__Instructions to follow__. Lines, not repeats, are what count: give the number of lines below that hold "screenshot", and nothing more.

Website and app data records:
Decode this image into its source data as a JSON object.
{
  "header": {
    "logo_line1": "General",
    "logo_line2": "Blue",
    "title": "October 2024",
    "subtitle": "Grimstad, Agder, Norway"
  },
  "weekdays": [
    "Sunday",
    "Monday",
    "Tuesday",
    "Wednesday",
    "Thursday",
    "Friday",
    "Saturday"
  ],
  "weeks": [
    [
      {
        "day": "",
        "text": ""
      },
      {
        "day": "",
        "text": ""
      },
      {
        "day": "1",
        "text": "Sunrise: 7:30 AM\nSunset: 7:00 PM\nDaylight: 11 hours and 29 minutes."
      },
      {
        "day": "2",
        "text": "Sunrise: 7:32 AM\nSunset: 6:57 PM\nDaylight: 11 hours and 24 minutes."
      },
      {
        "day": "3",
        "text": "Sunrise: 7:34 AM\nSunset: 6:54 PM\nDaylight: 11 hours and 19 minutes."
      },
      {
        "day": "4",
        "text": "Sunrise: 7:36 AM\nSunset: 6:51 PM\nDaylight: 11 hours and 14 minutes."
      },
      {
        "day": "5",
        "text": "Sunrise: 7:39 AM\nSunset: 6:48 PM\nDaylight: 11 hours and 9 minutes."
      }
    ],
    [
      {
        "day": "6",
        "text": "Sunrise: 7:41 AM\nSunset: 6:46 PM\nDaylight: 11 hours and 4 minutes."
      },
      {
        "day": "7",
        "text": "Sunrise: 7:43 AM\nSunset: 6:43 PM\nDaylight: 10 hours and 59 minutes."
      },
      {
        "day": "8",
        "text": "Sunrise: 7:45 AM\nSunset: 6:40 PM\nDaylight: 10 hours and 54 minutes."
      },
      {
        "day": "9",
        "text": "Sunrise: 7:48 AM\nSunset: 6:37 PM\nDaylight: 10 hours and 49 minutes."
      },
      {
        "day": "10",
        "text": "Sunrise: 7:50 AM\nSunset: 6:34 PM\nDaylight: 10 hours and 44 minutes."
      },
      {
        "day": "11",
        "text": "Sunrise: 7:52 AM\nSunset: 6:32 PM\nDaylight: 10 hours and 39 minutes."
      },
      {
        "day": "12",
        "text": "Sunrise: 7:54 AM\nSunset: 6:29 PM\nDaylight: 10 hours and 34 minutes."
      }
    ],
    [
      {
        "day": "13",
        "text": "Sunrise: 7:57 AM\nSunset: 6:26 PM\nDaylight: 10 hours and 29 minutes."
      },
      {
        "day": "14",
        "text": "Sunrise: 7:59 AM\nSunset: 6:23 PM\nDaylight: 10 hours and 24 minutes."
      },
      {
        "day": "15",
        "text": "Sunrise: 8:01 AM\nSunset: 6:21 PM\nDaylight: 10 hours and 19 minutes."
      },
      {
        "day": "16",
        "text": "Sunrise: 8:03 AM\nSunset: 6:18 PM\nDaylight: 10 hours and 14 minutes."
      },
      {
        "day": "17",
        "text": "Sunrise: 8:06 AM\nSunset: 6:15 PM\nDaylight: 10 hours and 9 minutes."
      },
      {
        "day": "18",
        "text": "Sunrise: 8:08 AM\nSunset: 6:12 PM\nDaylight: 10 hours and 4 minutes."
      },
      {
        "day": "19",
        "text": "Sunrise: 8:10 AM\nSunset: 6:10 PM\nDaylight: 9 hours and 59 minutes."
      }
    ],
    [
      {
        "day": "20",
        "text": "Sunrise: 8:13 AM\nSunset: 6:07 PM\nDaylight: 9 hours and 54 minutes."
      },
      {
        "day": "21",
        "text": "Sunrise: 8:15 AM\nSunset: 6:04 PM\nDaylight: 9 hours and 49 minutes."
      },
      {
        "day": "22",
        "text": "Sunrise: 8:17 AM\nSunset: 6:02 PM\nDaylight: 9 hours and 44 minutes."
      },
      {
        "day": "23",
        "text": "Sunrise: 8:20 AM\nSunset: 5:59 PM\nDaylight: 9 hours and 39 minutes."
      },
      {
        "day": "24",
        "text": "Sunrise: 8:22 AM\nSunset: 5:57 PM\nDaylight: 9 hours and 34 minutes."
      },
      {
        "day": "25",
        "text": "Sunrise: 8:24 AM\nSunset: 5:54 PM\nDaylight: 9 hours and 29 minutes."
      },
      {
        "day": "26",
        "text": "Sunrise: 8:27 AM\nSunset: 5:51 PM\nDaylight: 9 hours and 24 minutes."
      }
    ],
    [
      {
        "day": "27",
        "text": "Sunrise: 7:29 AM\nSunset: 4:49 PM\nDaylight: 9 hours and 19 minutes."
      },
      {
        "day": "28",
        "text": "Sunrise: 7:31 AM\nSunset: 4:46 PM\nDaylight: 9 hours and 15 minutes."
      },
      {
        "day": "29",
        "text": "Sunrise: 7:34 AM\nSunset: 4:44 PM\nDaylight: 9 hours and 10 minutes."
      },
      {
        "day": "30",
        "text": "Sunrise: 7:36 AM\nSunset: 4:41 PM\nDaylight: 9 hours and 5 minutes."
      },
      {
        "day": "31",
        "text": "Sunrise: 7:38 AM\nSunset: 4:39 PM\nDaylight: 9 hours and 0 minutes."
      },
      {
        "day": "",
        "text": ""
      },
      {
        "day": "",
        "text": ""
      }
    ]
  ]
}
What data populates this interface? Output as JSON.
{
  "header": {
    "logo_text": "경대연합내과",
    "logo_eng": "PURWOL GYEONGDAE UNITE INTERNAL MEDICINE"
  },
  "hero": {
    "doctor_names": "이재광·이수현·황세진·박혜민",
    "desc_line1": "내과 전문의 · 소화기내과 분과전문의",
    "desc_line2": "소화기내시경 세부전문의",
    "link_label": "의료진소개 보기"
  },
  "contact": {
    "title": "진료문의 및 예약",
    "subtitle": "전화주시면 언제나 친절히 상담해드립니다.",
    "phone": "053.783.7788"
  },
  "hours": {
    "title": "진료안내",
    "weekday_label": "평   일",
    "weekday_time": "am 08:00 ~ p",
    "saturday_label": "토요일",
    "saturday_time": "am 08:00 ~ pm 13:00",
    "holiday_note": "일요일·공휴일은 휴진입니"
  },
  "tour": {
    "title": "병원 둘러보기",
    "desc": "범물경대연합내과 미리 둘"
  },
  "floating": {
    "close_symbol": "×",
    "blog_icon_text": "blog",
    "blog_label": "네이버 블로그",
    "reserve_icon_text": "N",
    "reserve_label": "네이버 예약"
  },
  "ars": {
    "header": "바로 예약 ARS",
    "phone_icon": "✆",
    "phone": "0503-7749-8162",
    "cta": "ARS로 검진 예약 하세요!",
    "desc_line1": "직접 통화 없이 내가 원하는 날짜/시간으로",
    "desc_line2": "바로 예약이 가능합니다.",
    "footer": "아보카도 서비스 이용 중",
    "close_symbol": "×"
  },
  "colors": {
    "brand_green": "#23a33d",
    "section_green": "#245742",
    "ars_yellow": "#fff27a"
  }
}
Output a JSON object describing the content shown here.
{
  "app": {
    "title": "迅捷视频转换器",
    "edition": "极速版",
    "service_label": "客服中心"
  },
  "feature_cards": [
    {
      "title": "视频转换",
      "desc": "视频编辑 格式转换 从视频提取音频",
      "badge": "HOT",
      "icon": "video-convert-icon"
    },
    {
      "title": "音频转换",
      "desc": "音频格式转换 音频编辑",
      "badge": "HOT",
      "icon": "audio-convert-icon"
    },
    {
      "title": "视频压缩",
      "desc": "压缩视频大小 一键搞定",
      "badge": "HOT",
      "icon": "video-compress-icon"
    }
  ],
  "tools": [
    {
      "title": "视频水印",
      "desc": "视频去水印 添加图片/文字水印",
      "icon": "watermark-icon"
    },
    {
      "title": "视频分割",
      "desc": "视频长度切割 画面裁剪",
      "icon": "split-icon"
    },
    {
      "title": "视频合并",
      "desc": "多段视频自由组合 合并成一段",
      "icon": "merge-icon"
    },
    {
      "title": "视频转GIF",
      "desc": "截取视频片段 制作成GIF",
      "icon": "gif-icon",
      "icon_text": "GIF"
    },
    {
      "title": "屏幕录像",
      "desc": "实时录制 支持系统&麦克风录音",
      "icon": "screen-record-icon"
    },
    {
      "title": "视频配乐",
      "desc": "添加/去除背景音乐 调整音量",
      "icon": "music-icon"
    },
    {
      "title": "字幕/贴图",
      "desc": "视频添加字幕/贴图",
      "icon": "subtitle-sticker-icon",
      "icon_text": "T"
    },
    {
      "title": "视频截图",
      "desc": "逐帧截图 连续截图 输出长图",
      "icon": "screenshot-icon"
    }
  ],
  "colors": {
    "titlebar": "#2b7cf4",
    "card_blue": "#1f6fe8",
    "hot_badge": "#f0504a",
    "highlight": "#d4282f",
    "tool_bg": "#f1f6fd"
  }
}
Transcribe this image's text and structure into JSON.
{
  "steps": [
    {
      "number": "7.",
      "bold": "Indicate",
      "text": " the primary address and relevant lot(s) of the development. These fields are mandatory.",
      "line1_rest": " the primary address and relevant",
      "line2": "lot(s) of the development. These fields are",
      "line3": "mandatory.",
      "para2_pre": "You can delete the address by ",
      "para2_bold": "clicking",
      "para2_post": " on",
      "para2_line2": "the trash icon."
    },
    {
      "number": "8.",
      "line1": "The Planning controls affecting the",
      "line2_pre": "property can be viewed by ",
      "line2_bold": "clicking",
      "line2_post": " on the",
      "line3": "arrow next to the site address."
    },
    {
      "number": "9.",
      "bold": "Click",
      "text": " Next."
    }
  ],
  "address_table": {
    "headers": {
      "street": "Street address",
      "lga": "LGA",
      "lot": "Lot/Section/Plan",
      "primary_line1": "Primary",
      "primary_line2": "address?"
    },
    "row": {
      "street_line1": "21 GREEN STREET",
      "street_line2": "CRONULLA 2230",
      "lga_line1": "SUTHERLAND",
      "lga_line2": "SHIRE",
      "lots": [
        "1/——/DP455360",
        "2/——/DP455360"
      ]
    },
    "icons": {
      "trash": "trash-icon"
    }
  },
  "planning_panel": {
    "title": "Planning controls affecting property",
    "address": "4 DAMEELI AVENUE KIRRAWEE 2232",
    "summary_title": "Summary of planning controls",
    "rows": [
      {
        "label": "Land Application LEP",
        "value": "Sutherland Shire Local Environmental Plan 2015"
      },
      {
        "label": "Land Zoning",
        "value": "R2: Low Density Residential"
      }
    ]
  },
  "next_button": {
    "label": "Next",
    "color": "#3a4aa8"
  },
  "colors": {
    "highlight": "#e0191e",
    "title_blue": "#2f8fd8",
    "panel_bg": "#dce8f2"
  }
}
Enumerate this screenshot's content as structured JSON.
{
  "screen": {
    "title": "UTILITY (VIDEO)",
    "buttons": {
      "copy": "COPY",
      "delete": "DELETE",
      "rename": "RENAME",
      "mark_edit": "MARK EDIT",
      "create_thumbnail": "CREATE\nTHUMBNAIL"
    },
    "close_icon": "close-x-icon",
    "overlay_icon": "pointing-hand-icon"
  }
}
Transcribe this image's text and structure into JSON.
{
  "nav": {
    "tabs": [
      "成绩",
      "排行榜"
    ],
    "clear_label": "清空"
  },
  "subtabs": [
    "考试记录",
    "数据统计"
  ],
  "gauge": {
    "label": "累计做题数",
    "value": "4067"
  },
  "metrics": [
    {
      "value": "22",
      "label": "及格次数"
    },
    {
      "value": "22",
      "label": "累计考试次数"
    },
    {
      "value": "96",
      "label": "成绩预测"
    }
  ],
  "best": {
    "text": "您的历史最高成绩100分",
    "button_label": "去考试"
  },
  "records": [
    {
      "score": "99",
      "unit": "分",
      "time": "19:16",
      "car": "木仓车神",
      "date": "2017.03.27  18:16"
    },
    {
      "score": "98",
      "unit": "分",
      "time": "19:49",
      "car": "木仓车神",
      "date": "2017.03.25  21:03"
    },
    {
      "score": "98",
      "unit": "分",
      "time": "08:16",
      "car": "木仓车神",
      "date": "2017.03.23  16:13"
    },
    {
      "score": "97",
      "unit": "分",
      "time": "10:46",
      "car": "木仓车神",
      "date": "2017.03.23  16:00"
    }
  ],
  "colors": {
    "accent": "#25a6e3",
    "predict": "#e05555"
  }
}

__Completed task__. 2